It will likely be impossible for Barack Hussein Obama, the 44th President of the United States of America, to live up to the expectations of his adoring supporters.
First of all, a lot of them are quite young and even the ones who aren’t probably do not have much of a grasp of history. There is an arc to the popularity of leaders.
Following the drawn out agony of the Watergate scandal, Jimmy Carter went from being a fresh new face in the White House to a President who was seen as overwhelmed by the job as he lectured people to turn down their thermostats. He was pathetically inadequate when American diplomats in Iran were taken hostage in 1979. His post-White House outspoken sympathy for Islamic terrorists should be a warning to Obama to avoid any advice he offers.
The myth that has grown up around John F. Kennedy is largely due to his having been assassinated before he did much in office. In some ways, the young people who saw themselves and their future in him resemble those who are heavily invested in Barack Obama. Kennedy campaigned against Richard M. Nixon and there were widespread rumors that Kennedy’s pals in Chicago had helped steal the election for him. As Ecclesiastes says, there is nothing new under the sun.
I doubt that Obama has any more of a grasp of the current national and worldwide financial crisis than Congress. He has, to his credit, surrounded himself by people who presumably can find a way for America to return to prosperity.
Obama will likely spread money around just like Franklin D. Roosevelt did, funding all manner of projects to stimulate the economy. It didn’t work for FDR and it is not likely to work for Obama. Only the business community and entrepreneurs riding the next wave of innovation will save the economy, but only if their taxes are reduced along with the web of regulation that strangles both risk-taking and success in the cradle.
Large corporations, however, have a harder time shifting gears and a lot of them are looking overseas to reduce their risk, reduce their costs of operation, and get away from a federal government that cannot pass laws fast enough to reduce their profit margins.
The expectations will likely be undermined by the short attention span of the young. By mid-2009 there will be a growing volume of voices asking why the recession is still hanging on, why new jobs in the private sector aren’t being created, and why did I have to move back in with my parents? The pain will be widespread and will not go away in a year.
Obama is a big government kind of guy. With his leftist philosophy, he will want to retain and expand federal power, but he will discover that the unrest out in the States far from Washington, D.C. will be magnified as the recession continues and could reach explosive dimensions if the nation is allowed to slide into a depression. I hope he finds the formula to avoid that.

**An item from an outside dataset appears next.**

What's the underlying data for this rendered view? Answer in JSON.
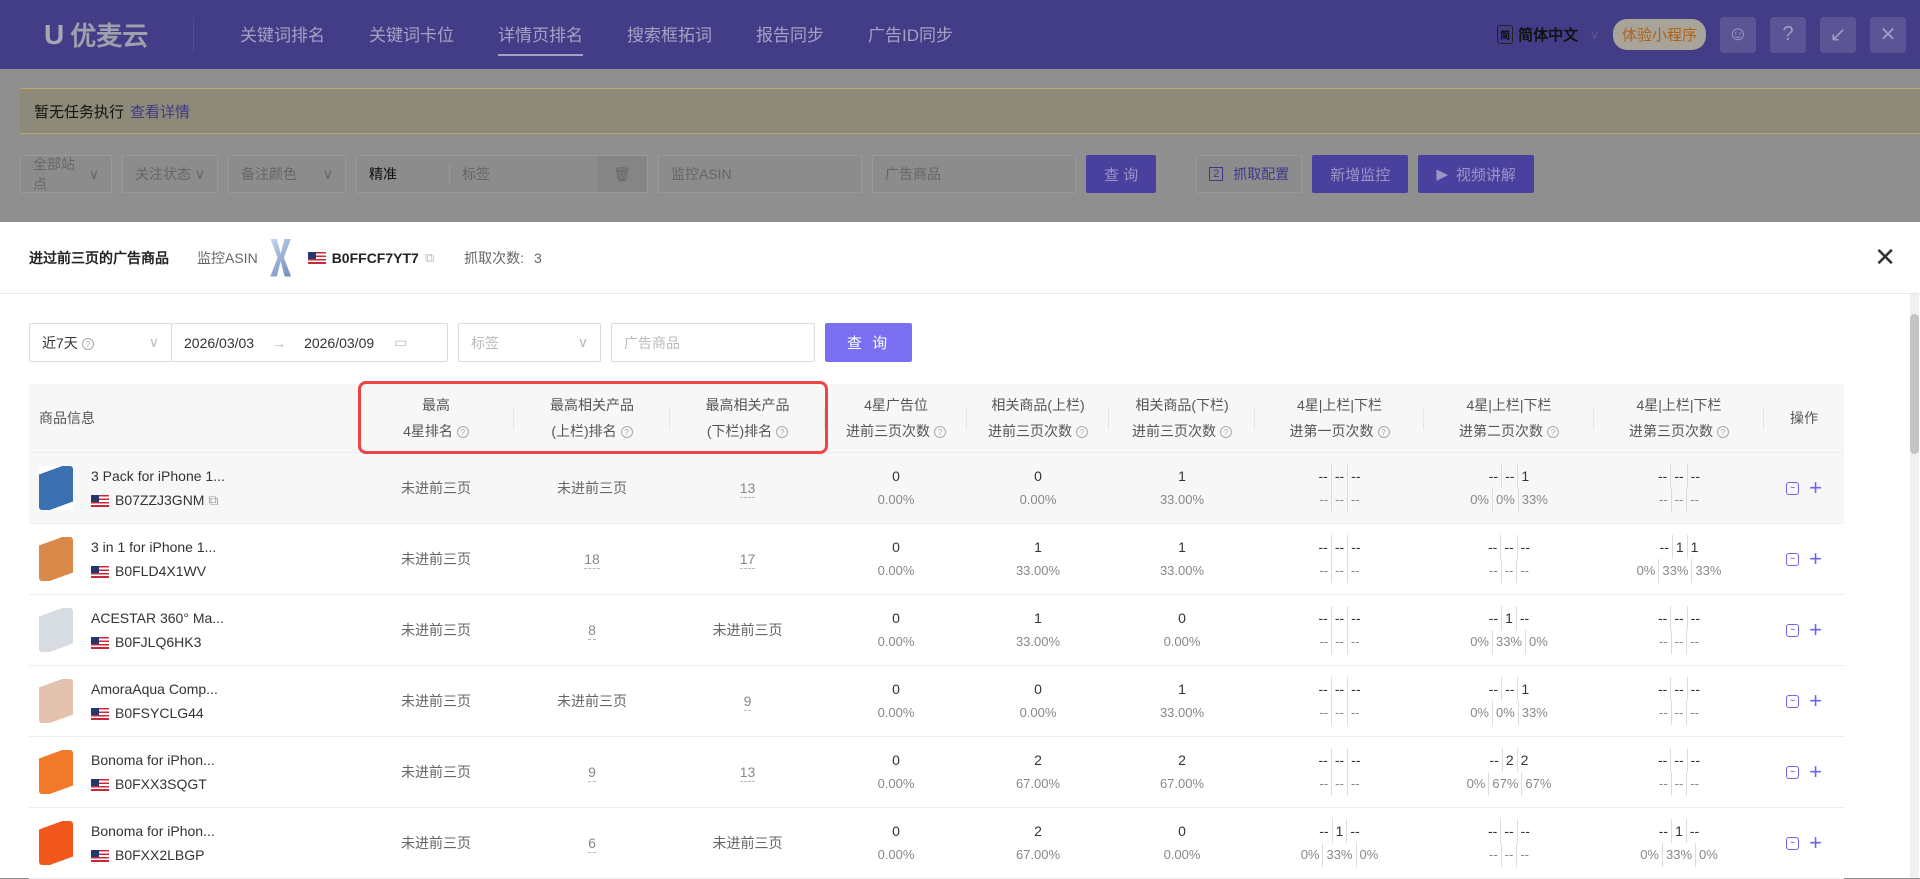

His problems won’t just be domestic either. Enemies of the United States will see opportunities to further undermine its economy and even launch attacks. The southern border with Mexico could turn into a battleground as troops face off with narco-armies, well armed and busy fighting with everyone for territory. That fence between us and Mexico is going to look like a very good idea, but Obama is an open borders kind of guy. His popularity will begin to plummet if he sticks to that bad idea.

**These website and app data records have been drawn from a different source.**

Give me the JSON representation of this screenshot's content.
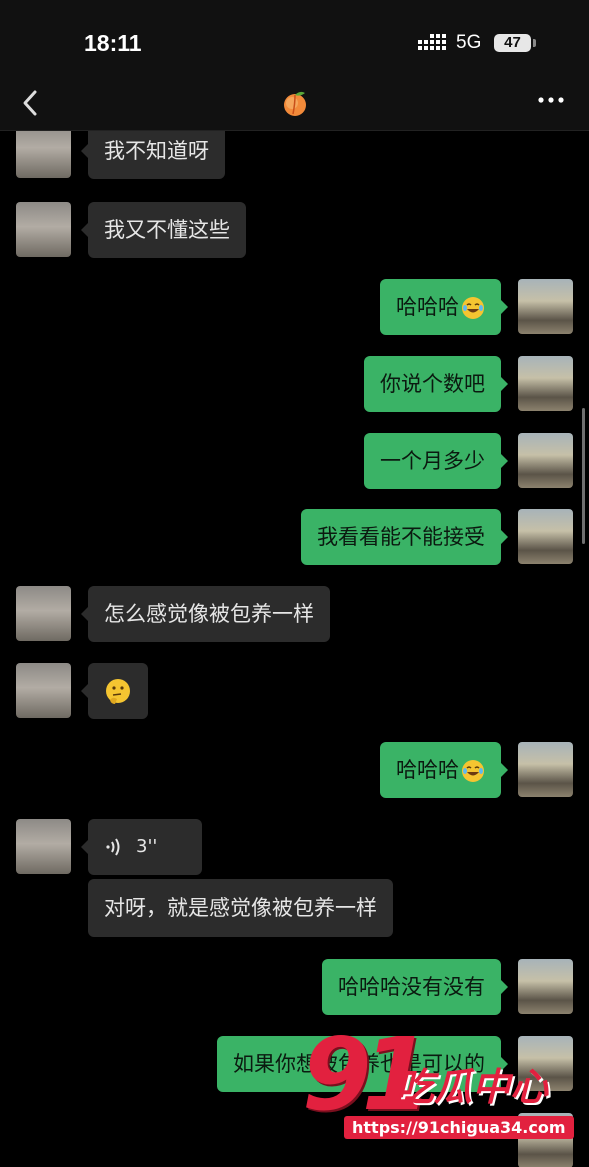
{
  "status_bar": {
    "time": "18:11",
    "network": "5G",
    "battery": "47"
  },
  "header": {
    "title_icon": "peach-emoji",
    "back_icon": "chevron-left-icon",
    "more_icon": "more-dots-icon"
  },
  "messages": [
    {
      "side": "in",
      "text": "我不知道呀"
    },
    {
      "side": "in",
      "text": "我又不懂这些"
    },
    {
      "side": "out",
      "text": "哈哈哈",
      "emoji": "tears-of-joy"
    },
    {
      "side": "out",
      "text": "你说个数吧"
    },
    {
      "side": "out",
      "text": "一个月多少"
    },
    {
      "side": "out",
      "text": "我看看能不能接受"
    },
    {
      "side": "in",
      "text": "怎么感觉像被包养一样"
    },
    {
      "side": "in",
      "text": "",
      "emoji": "thinking-face"
    },
    {
      "side": "out",
      "text": "哈哈哈",
      "emoji": "tears-of-joy"
    },
    {
      "side": "in",
      "type": "voice",
      "duration": "3''"
    },
    {
      "side": "in",
      "text": "对呀，就是感觉像被包养一样"
    },
    {
      "side": "out",
      "text": "哈哈哈没有没有"
    },
    {
      "side": "out",
      "text": "如果你想被包养也是可以的"
    }
  ],
  "watermark": {
    "number": "91",
    "name": "吃瓜中心",
    "url": "https://91chigua34.com"
  },
  "colors": {
    "outgoing": "#3ab366",
    "incoming": "#2c2c2c",
    "background": "#000000",
    "watermark": "#e2213f"
  }
}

Finally, there are early signs that Americans, including the mainstream media, are at a tipping point with regard to whether global warming is real or a hoax. As a candidate who emphasized his green credentials, this is an issue that could swallow up his administration in controversy and disputation if more and more green restrictions conflict with American lifestyles and preferences. We’ve already learned that ethanol is a boondoggle and a farce. Let’s hope he avoids wasting millions on solar and wind energy when we need a new electrical grid and many more coal-fired and nuclear plants.

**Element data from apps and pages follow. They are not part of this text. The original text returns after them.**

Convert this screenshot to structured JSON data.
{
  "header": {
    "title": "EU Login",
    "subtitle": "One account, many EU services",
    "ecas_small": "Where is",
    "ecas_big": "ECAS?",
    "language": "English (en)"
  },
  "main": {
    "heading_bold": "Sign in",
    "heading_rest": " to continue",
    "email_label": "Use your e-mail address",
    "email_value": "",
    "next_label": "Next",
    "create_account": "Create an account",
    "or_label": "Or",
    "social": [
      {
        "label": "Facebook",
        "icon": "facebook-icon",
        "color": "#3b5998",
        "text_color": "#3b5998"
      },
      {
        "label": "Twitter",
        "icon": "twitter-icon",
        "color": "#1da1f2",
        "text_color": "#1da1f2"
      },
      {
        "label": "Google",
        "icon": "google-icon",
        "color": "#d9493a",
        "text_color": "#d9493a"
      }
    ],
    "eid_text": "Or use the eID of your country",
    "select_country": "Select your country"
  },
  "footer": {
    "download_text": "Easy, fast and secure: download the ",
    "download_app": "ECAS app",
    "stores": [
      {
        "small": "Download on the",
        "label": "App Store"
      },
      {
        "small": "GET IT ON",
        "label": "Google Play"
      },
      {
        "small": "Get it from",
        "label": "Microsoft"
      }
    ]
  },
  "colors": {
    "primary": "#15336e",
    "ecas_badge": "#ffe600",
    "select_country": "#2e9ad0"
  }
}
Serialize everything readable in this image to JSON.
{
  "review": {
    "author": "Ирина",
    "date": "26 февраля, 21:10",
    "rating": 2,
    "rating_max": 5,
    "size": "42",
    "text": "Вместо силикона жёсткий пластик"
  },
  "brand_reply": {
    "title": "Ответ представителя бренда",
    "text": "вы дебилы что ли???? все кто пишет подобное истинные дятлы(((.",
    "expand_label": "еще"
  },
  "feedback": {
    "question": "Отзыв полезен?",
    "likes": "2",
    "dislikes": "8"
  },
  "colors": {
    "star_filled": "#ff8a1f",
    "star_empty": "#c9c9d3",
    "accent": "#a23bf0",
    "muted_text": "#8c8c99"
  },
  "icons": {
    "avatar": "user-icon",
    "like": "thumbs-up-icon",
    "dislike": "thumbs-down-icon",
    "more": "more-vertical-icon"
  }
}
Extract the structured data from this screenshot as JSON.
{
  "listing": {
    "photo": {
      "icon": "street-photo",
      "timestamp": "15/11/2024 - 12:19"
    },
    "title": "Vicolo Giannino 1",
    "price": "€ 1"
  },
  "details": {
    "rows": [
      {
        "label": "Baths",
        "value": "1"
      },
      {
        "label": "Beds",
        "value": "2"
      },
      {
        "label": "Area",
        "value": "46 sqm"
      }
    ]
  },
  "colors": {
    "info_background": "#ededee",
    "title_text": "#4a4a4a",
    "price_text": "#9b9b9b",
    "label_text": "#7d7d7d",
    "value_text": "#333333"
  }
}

Any effort to ban gun ownership will run into an army of Americans who think it is their Constitutional right and they will be right about that. His proposal of a Homeland Security force similar to the U.S. military will rightly be seen by a lot of people as a private militia intended to install him in office for life. It is a spectacularly bad idea.
There are a variety of scenarios that represent traps for the new, young President, but how adroitly he addresses the economy will be Job One or else he will be sent packing in four years.
Instead of hating him from the moment he takes the oath as I have heard some say, we would be better off granting him some time to master the office and, most importantly, Congress.
The greatest obstacle to any success he might achieve will be his own political party, currently led by two of the greatest dunces to ever hold public office.